Travels to Lahore

Lahore. 7th March. Kinnaird College literary event. Its my last day of my 5 city literary tour of Pakistan. I am ending it with a literary event hosted by Kinnaird, one of the top colleges for women in Pakistan. I have visited this college 11 years before under the auspices of the British Council – a time when I first launched my first novel – The Holy Woman. I have very pleasant memories of those days. I am particularly delighted to be visiting it at a time when they are busy celebrating college’s centenary.

On the way I get to see more of Lahore, the prettiest parts of this city, the former Mughal capital of India. With its concentration of showing squalid bazaars and life of inner city, on western TV, you very rarely get to see the ‘ better’ parts of Lahore. I see some buildings with the wooden lattice work and am still wondering if any one has taken on the project of documenting these buildings dating back many centuries.

I enter the college gates. It’s a lively women’s world. Lots of young elegantly dressed women are walking everywhere, the gardens are beautiful landscaped. Later I am told that the college has won horticultural awards for this. There are colourful banners everywhere swinging in the warm breeze under the sun, celebrating ‘ One hundred years of educating women’. This college alumini is supposed to be very impressive.

As elsewhere I am warmly welcomed by the whole team of the English department. There is Prof. Nasreen Pasha, the woman I connected with first, her colleagues, Prof. Nadia Anjum, her younger staff member Amna and Mehvish the student who escorted us into the building. One or two staff members I have met before. I admire their elegant clothes. Many teachers and students have read my novel ‘The Holy Woman’.

The English department is housed in an elegant brick lined building, giving it a feel of Victorian times. I am taken to the staff room and memories of Keats come rolling back as a I see a glass cabinet pinned with copies of keats old letters. Another board is devoted to William Shakespeare. There is this definite ambience of English literature about this place.

It is a very lively and interactive session, with readings and with lots of wide ranging questions including, any on the art of writing and the process of novel writing.
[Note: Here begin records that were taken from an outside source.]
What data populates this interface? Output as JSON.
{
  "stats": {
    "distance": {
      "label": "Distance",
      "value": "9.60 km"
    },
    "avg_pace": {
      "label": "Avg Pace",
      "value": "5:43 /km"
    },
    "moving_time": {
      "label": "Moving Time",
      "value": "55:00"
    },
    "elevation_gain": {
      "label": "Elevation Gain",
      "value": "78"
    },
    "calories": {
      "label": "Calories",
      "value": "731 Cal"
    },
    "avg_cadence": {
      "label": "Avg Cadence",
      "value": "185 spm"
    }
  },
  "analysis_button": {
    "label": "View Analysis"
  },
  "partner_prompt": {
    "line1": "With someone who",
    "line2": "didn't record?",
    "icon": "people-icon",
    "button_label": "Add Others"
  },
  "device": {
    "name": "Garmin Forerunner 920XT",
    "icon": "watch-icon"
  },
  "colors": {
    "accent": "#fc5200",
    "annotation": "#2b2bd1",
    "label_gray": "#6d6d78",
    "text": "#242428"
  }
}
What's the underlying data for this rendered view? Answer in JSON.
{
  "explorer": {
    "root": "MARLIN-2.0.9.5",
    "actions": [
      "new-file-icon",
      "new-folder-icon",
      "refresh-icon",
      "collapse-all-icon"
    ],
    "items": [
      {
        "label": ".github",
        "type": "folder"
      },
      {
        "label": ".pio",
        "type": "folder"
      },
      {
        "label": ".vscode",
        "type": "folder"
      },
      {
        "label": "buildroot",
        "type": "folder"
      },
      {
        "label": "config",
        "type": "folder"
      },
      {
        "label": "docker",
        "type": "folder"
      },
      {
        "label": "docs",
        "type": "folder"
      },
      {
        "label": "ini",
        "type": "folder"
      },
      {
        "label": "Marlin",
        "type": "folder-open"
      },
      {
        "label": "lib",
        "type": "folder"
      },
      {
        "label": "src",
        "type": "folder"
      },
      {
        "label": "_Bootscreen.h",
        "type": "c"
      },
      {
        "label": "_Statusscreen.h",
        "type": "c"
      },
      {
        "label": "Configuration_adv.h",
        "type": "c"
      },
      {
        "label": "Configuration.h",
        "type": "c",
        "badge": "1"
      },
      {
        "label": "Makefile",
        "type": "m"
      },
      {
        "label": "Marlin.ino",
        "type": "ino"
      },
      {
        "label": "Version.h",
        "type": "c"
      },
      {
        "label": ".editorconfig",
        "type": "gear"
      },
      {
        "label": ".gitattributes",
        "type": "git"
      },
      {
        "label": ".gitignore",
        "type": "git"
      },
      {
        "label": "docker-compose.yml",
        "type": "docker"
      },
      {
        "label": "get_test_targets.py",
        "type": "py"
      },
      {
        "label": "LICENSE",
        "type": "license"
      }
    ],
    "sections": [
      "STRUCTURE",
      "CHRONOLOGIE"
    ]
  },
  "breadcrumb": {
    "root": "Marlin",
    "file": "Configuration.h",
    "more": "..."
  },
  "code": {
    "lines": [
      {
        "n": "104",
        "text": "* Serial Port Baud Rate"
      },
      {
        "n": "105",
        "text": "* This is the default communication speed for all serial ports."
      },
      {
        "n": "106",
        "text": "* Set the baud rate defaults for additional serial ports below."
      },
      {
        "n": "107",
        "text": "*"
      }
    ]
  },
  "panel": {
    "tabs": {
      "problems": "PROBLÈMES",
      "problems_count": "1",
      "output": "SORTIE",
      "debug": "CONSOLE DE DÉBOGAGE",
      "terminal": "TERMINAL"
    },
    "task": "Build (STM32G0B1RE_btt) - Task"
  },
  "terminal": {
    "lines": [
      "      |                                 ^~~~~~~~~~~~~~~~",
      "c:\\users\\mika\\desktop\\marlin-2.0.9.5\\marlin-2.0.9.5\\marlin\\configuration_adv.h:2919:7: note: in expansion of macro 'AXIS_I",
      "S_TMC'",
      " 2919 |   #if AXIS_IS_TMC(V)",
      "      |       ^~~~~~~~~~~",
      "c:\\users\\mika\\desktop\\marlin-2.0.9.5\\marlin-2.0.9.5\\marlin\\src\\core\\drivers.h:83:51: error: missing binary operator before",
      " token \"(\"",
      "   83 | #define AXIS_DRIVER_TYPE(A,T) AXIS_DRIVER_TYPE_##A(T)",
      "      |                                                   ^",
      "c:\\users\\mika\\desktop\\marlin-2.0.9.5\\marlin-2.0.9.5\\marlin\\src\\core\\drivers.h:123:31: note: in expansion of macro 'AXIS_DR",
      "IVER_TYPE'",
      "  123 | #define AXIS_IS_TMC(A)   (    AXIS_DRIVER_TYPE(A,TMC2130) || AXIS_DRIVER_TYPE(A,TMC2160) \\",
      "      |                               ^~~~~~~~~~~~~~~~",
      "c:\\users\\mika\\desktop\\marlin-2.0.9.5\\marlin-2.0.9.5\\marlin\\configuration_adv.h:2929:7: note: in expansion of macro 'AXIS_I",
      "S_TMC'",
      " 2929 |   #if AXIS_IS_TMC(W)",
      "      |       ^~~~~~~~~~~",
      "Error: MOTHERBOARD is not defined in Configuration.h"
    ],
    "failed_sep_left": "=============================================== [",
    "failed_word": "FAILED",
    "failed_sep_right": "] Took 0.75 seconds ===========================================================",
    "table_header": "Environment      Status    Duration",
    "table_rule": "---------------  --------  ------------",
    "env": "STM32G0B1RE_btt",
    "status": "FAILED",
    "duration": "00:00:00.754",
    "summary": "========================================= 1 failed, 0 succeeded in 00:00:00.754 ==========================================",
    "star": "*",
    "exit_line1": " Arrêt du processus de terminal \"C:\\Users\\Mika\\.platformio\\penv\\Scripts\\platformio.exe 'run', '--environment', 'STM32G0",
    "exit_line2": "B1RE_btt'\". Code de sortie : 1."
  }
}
There is an atmosphere of warmth and gaiety including during the signings of the books. There are long queues. The Holy woman runs out. Teachers have brought their own copies.

Later after refreshments of samosas and other snacks, I am taken to the Principal’s office and have a very productive meeting with Prof. Rukhsana Davis, dressed in an elegant saris, discussing future workshops on education matters. I am really enjoying the company of all these female staff members and as we pose under the banners for the official photos, we all know we have built a very warm relationships and again I leave a very happy woman, delighted at the work of the students and teachers. I know Kinnaird will always feature for all my future visits.

It is time to go home. Back to the UK The tour has ended. On Monday as I enter a college on quality monitoring work, I know the writer will be brutally brushed aside as the educationist takes over. I can’t complain. For I have had over 3 weeks of being the writer on a literary tour!